(Extracted records)
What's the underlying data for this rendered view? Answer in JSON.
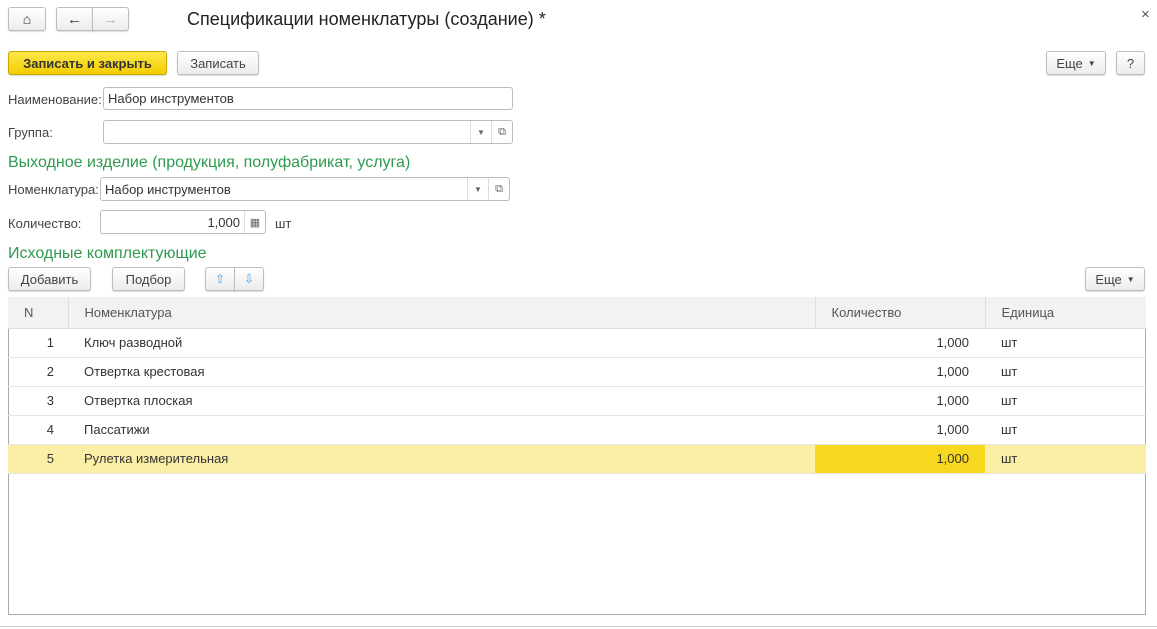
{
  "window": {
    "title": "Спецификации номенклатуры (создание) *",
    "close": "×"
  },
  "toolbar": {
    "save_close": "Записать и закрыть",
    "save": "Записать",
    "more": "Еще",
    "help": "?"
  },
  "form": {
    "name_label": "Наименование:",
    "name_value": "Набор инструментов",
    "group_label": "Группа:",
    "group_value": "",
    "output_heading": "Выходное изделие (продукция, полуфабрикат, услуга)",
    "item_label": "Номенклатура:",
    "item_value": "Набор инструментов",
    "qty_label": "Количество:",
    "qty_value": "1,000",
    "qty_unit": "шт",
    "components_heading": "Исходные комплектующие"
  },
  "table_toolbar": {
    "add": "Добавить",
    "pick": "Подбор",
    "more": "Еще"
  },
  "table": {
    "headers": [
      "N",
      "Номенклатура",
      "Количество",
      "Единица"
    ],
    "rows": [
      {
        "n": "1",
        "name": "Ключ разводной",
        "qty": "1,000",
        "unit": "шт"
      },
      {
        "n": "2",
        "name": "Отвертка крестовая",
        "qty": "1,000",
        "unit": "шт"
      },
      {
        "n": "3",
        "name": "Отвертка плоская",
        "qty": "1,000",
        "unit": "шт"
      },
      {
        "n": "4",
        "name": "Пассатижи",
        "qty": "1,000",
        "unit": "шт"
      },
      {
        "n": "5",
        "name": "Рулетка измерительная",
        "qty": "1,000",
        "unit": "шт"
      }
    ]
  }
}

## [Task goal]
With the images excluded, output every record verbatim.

## [Written reply]
What's the underlying data for this rendered view? Answer in JSON.
{
  "window": {
    "title": "Спецификации номенклатуры (создание) *",
    "close": "×"
  },
  "toolbar": {
    "save_close": "Записать и закрыть",
    "save": "Записать",
    "more": "Еще",
    "help": "?"
  },
  "form": {
    "name_label": "Наименование:",
    "name_value": "Набор инструментов",
    "group_label": "Группа:",
    "group_value": "",
    "output_heading": "Выходное изделие (продукция, полуфабрикат, услуга)",
    "item_label": "Номенклатура:",
    "item_value": "Набор инструментов",
    "qty_label": "Количество:",
    "qty_value": "1,000",
    "qty_unit": "шт",
    "components_heading": "Исходные комплектующие"
  },
  "table_toolbar": {
    "add": "Добавить",
    "pick": "Подбор",
    "more": "Еще"
  },
  "table": {
    "headers": [
      "N",
      "Номенклатура",
      "Количество",
      "Единица"
    ],
    "rows": [
      {
        "n": "1",
        "name": "Ключ разводной",
        "qty": "1,000",
        "unit": "шт"
      },
      {
        "n": "2",
        "name": "Отвертка крестовая",
        "qty": "1,000",
        "unit": "шт"
      },
      {
        "n": "3",
        "name": "Отвертка плоская",
        "qty": "1,000",
        "unit": "шт"
      },
      {
        "n": "4",
        "name": "Пассатижи",
        "qty": "1,000",
        "unit": "шт"
      },
      {
        "n": "5",
        "name": "Рулетка измерительная",
        "qty": "1,000",
        "unit": "шт"
      }
    ]
  }
}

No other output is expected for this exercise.